The first time I saw alternative rock band OK Go in concert was magical. That night in June 2014 was one to remember, as it was my first time going to a concert alone. Despite being wedged between several older fans with beers in their hands, I was still enamored with the frequent bursts of confetti that were shot out from the stage during each song and the wild lighting techniques.
So as I got off at the Addison Red Line stop on April 3 to go to The Metro (3730 N. Clark St.) for another OK Go performance, I worried that I’d be unimpressed by the same tricks the band brought to last year’s performance.
Like last year, there were showers of confetti and multi-colored lighting that reflected off each screaming fan. But my worries were quickly cast away because the second time seeing OK Go proved to be just as magical as the first. The night was nowhere near boring, despite the band using the same techniques in their previous concert.
Waiting hours for a headlining band can build up a lot of impatience. For my first OK Go concert, I mistakenly arrived almost two hours early (which is inconvenient when you’re by yourself, under the drinking age and quickly losing all your lives on Candy Crush).
On April 3, many concertgoers arrived early to claim a good spot and therefore shared my pain of having to wait a long time before seeing the band. The opening act, alternative rocker Brede Baldwin, took the stage at 9 p.m. Although the young teen’s smooth voice kicked off the night on a high note, the crowd seemed anxious to see OK Go, who didn’t take the stage until 10:15 p.m.
During the set change, a white curtain unrolled from the ceiling and covered the front of the stage. Twenty minutes later, OK Go’s opening video projected onto the screen. Depicting several short scenes from various movies of actors saying “OK” and then “go,” the short video sped up and the crowd once again started cheering with anticipation.
From my view in the front row (yes, front row!), I could faintly see the four band members take the stage. The white tarp remained in front of the group while they performed the first two songs. Although the screen portrayed fun, psychedelic graphics, the audience was still itching to see the band. Finally, during the second song, the tarp unfurled and the first round of confetti shot out of cannons on both sides of the stage. The crowd screamed, and the excitement didn’t die down throughout the band’s entire performance.

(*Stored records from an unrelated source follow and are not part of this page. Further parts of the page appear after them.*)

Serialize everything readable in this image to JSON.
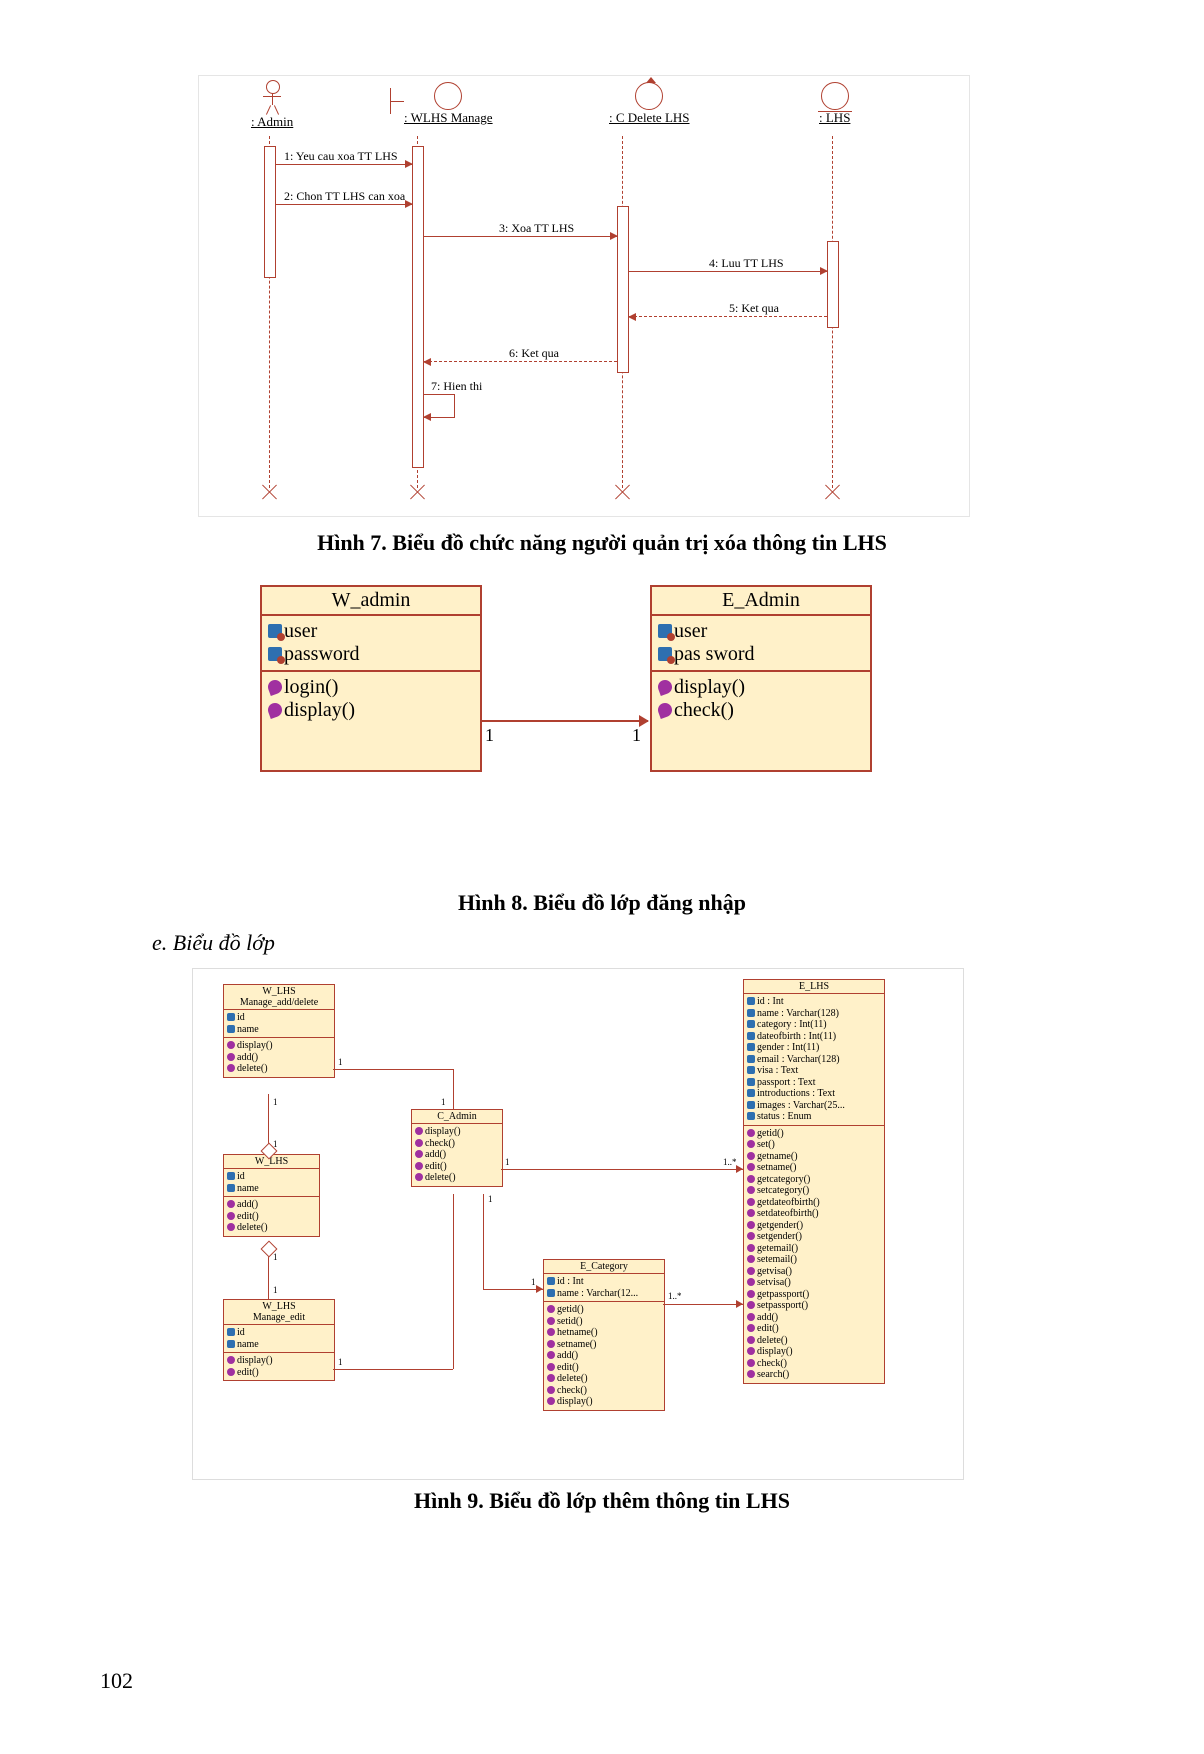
{
  "page_number": "102",
  "captions": {
    "fig7": "Hình 7. Biểu đồ chức năng người quản trị xóa thông tin LHS",
    "fig8": "Hình 8. Biểu đồ lớp đăng nhập",
    "fig9": "Hình 9. Biểu đồ lớp thêm thông tin LHS"
  },
  "section_e": "e. Biểu đồ lớp",
  "fig7": {
    "participants": {
      "admin": ": Admin",
      "wlhs": ": WLHS Manage",
      "cdel": ": C Delete LHS",
      "lhs": ": LHS"
    },
    "messages": {
      "m1": "1: Yeu cau xoa TT LHS",
      "m2": "2: Chon TT LHS can xoa",
      "m3": "3: Xoa TT LHS",
      "m4": "4: Luu TT LHS",
      "m5": "5: Ket qua",
      "m6": "6: Ket qua",
      "m7": "7: Hien thi"
    }
  },
  "fig8": {
    "left": {
      "name": "W_admin",
      "attrs": [
        "user",
        "password"
      ],
      "ops": [
        "login()",
        "display()"
      ]
    },
    "right": {
      "name": "E_Admin",
      "attrs": [
        "user",
        "pas sword"
      ],
      "ops": [
        "display()",
        "check()"
      ]
    },
    "mult_left": "1",
    "mult_right": "1"
  },
  "fig9": {
    "w_add": {
      "title1": "W_LHS",
      "title2": "Manage_add/delete",
      "attrs": [
        "id",
        "name"
      ],
      "ops": [
        "display()",
        "add()",
        "delete()"
      ]
    },
    "w_mid": {
      "title": "W_LHS",
      "attrs": [
        "id",
        "name"
      ],
      "ops": [
        "add()",
        "edit()",
        "delete()"
      ]
    },
    "w_edit": {
      "title1": "W_LHS",
      "title2": "Manage_edit",
      "attrs": [
        "id",
        "name"
      ],
      "ops": [
        "display()",
        "edit()"
      ]
    },
    "c_admin": {
      "title": "C_Admin",
      "ops": [
        "display()",
        "check()",
        "add()",
        "edit()",
        "delete()"
      ]
    },
    "e_cat": {
      "title": "E_Category",
      "attrs": [
        "id : Int",
        "name : Varchar(12..."
      ],
      "ops": [
        "getid()",
        "setid()",
        "hetname()",
        "setname()",
        "add()",
        "edit()",
        "delete()",
        "check()",
        "display()"
      ]
    },
    "e_lhs": {
      "title": "E_LHS",
      "attrs": [
        "id : Int",
        "name : Varchar(128)",
        "category : Int(11)",
        "dateofbirth : Int(11)",
        "gender : Int(11)",
        "email : Varchar(128)",
        "visa : Text",
        "passport : Text",
        "introductions : Text",
        "images : Varchar(25...",
        "status : Enum"
      ],
      "ops": [
        "getid()",
        "set()",
        "getname()",
        "setname()",
        "getcategory()",
        "setcategory()",
        "getdateofbirth()",
        "setdateofbirth()",
        "getgender()",
        "setgender()",
        "getemail()",
        "setemail()",
        "getvisa()",
        "setvisa()",
        "getpassport()",
        "setpassport()",
        "add()",
        "edit()",
        "delete()",
        "display()",
        "check()",
        "search()"
      ]
    },
    "mult": {
      "one": "1",
      "star": "1..*"
    }
  }
}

OK Go has one of the best stage personalities and is an expert at getting the crowd hyped up. The band members give off a classic rock ‘n’ roll vibe with some of their early songs such as “Get Over It.” But they also aren’t afraid to explore an unorthodox musical genre with songs such as “Obsession,” which features lead singer Damian Kulash tapping a cow bell.
No matter what the the tempo of the song was, each band member radiated an entertaining and young energy (which is surprising since the band has been around since 1998).
The performance also wouldn’t be complete without the band’s witty humor. Kulash often took questions from the audience and always had a snarky reply to the (probably intoxicated) audience members asking, “will you trade shirts with me?” or “did you bring any treadmills?”
The band closed its set with “Turn Up the Radio” off its most recent album Hungry Ghosts, which dropped in October 2014. Yet even as OK Go played the electronic song, the mellow faces of each band member implied that they knew the night was not yet over. Their encore performance included a quirky dance number that had the audience laughing. While the four men interpretively danced and drummer Dan Konopka portrayed a budding flower by rising up from a squat with his arms flailing outward.
To officially end the night, the band played its most famous song, “Here it Goes Again,” as several lucky audience members were invited to dance onstage and streams of confetti poured onto the jumping audience.
Even though it was less than a year ago that I had experienced all the confetti and trippy lights for the first time, OK Go proved that it never disappoints. Its performances are creative with the graphics and lighting choices, and the band members’ hilarious personalities add to the stage presence. Not only would I see OK Go’s concert again, but I would happily attend an OK Go concert every day for the rest of my life.